Singing the Congregation offers an unprecedented generosity and patient attention to evangelicals at worship in music. Unfortunately, the field of scholarship on CWM, particularly in liturgical studies conversations, has been shaped by loud (and often shallow) critiques from prominent figures like Bryan Spinks, Gordon Lathrop, and Marva Dawn in advance of detailed scholarly treatments of the phenomenon. Ingalls’s work is not aimed at liturgical studies in particular, though it offers an engagement with the “primary theology” of contemporary worship music-making that is almost entirely absent from liturgical studies scholars (the work of Swee Hong Lim, Lester Ruth, and Melanie Ross are noteworthy here, though they largely do not employ ethnographies of CWM). Beyond liturgical studies, this volume intersects with practical theology, ecclesiology, ethnomusicology, and sociology of religion (especially American Christianity). Like Ingalls’s research subjects, her research itself is a major node in a network of scholars and publications that is actively constructing the new interdisciplinary field of Christian Congregational Music Studies. Routledge’s new CCMS book series (of which Ingalls is an editor) now has five volumes: two monographs and three edited volumes that have emerged out of the biennial Christian Congregational Music Conference at Ripon College, Cuddeson, Oxford, UK.
This volume is critical for making sense of contemporary worship music as more than a popular musical style or repertory. Ingalls describes CWM as “a set of distinct social constellations that participants often experience as being integrally connected” and that form contemporary worshippers far beyond the bounds of the weekly worship gatherings of local churches. This form of worship continues to grow in prominence and influence globally, unveiling the interconnectedness of evangelical “modes of congregating”—and thus modes of articulation and formation. Because this book sheds light so clearly on these multiple layers of concerns around CWM, Singing the Congregation is a landmark resource for students of ecclesiology, church music, and worship. As a nearly picture-perfect snap- shot of North American evangelical worship at the beginning of the twenty-first century, I trust the book will become an important resource central to understanding the state of music and worship today.
Cite this article
- Adam Perez is currently writing his Th.D. dissertation in Liturgical Studies at Duke University, and Monique Ingalls recently joined his dissertation committee. However, the current review was commissioned and drafted before that professional relationship was established.
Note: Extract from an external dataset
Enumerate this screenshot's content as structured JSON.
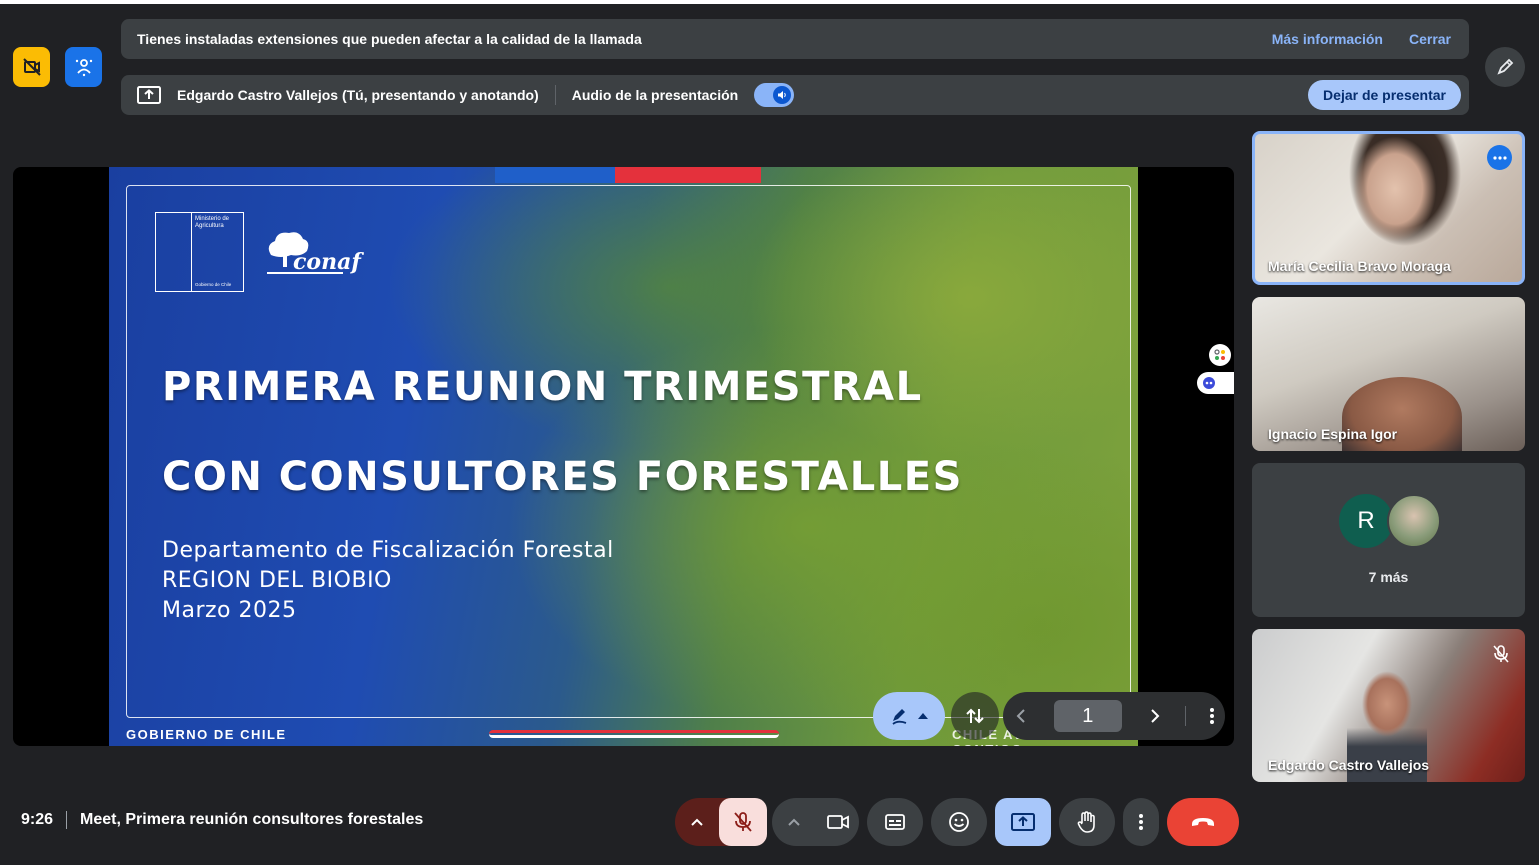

- Melanie C. Ross, Evangelical versus Liturgical? Defying a Dichotomy (Grand Rapids, MI: William B. Eerdmans, 2014), 26.